0
$\begingroup$

I am interested in Maximal Information Coefficient (MIC) as an alternative to Pearson correlation when looking at gene co-expression from microarray data. I've read some very good posts on this website on MIC. However‚ they have mostly dealt with the theory. The Science paper is now quite a few years old. So I wondered what the practical experience with MIC is for microarray data. Is it fast enough for big datasets with many features such as microarrays? What about multiple testing? Doesn't the method detect too many co-expressed genes? Does it work equally well for tissue-specific versus housekeeping genes? (One of the strongest features of PCC when looking at multiple tissues is that it works mostly for tissue-specific genes.)

I would be grateful for practical hints and/or pointers to published papers where MIC was used for microarray data.

$\endgroup$
  • 1
    $\begingroup$ PS. Another common application for PCC when looking at microarrays is to look at expression divergence of duplicated genes over evolutionary time. Has anybody tried to apply MIC to this purpose? $\endgroup$ – Lukasz Huminiecki Jan 21 '19 at 5:27
0
$\begingroup$

You can read the mictools paper (https://doi.org/10.1093/gigascience/giy032). MICtools (https://github.com/minepy/mictools) is a practical, general purpose, open-source software for maximal information coefficient analysis. I think you can run it on your microarray data without problems. For multiple testing correction, MICtools makes available the strategies implemented in the Python Statsmodels package and a Python implementation of the Storey q-value method.

| cite | improve this answer | |
$\endgroup$

Your Answer

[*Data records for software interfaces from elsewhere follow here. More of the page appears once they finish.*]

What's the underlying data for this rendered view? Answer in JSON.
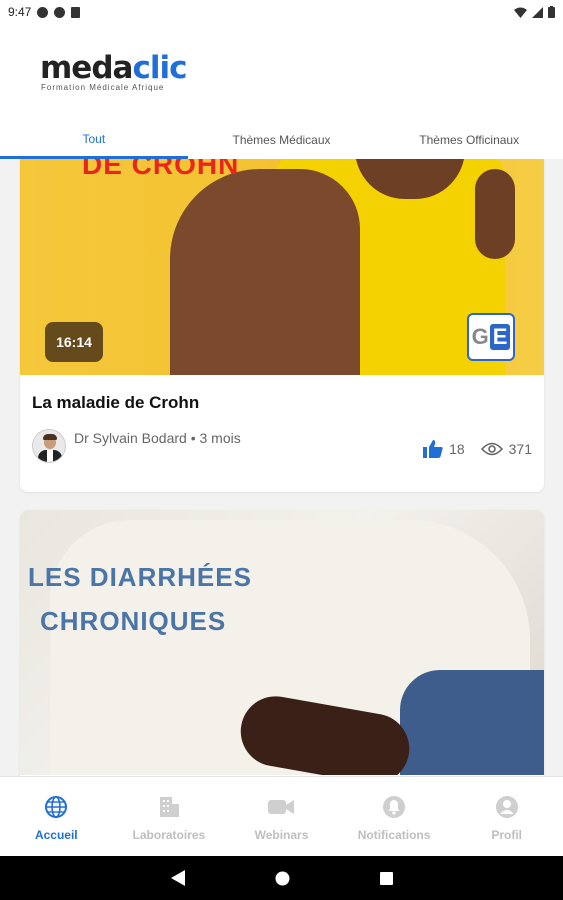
{
  "status_bar": {
    "time": "9:47"
  },
  "header": {
    "logo_part1": "meda",
    "logo_part2": "clic",
    "logo_tagline": "Formation Médicale Afrique"
  },
  "tabs": [
    {
      "label": "Tout",
      "active": true
    },
    {
      "label": "Thèmes Médicaux",
      "active": false
    },
    {
      "label": "Thèmes Officinaux",
      "active": false
    }
  ],
  "cards": [
    {
      "thumbnail_text": "DE CROHN",
      "duration": "16:14",
      "title": "La maladie de Crohn",
      "author": "Dr Sylvain  Bodard • 3 mois",
      "likes": "18",
      "views": "371"
    },
    {
      "thumbnail_line1": "LES DIARRHÉES",
      "thumbnail_line2": "CHRONIQUES"
    }
  ],
  "bottom_nav": [
    {
      "label": "Accueil",
      "icon": "globe-icon",
      "active": true
    },
    {
      "label": "Laboratoires",
      "icon": "building-icon",
      "active": false
    },
    {
      "label": "Webinars",
      "icon": "video-icon",
      "active": false
    },
    {
      "label": "Notifications",
      "icon": "bell-icon",
      "active": false
    },
    {
      "label": "Profil",
      "icon": "user-icon",
      "active": false
    }
  ],
  "colors": {
    "accent": "#1f6fd6",
    "inactive": "#bfbfbf"
  }
}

By clicking “Post Your Answer”, you agree to our terms of service, privacy policy and cookie policy

Not the answer you're looking for? Browse other questions tagged or ask your own question.